- TASK
The response must contain every line from the records below that has "icon".

*** DATA FOR THE TASK ***

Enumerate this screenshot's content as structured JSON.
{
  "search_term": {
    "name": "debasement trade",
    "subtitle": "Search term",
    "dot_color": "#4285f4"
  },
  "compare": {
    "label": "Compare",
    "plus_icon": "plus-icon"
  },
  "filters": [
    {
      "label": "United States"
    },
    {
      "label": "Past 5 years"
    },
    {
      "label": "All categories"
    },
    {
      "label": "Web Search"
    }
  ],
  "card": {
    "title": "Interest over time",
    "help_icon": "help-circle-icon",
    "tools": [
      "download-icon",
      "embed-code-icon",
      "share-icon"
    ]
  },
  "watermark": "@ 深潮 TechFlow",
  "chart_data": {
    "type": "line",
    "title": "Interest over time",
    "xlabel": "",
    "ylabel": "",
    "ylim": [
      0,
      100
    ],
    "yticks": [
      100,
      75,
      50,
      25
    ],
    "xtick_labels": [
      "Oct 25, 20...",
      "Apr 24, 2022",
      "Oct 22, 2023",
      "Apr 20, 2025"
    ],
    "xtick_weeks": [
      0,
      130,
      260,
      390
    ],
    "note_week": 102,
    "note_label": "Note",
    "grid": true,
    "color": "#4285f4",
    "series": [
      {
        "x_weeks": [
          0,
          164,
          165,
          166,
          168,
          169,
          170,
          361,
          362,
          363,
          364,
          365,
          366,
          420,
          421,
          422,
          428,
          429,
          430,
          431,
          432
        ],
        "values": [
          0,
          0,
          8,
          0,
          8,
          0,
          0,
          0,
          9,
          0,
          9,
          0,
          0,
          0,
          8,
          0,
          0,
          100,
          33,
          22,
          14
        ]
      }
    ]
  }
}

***

- TASK RESPONSE
    "plus_icon": "plus-icon"
    "help_icon": "help-circle-icon",
      "download-icon",
      "embed-code-icon",
      "share-icon"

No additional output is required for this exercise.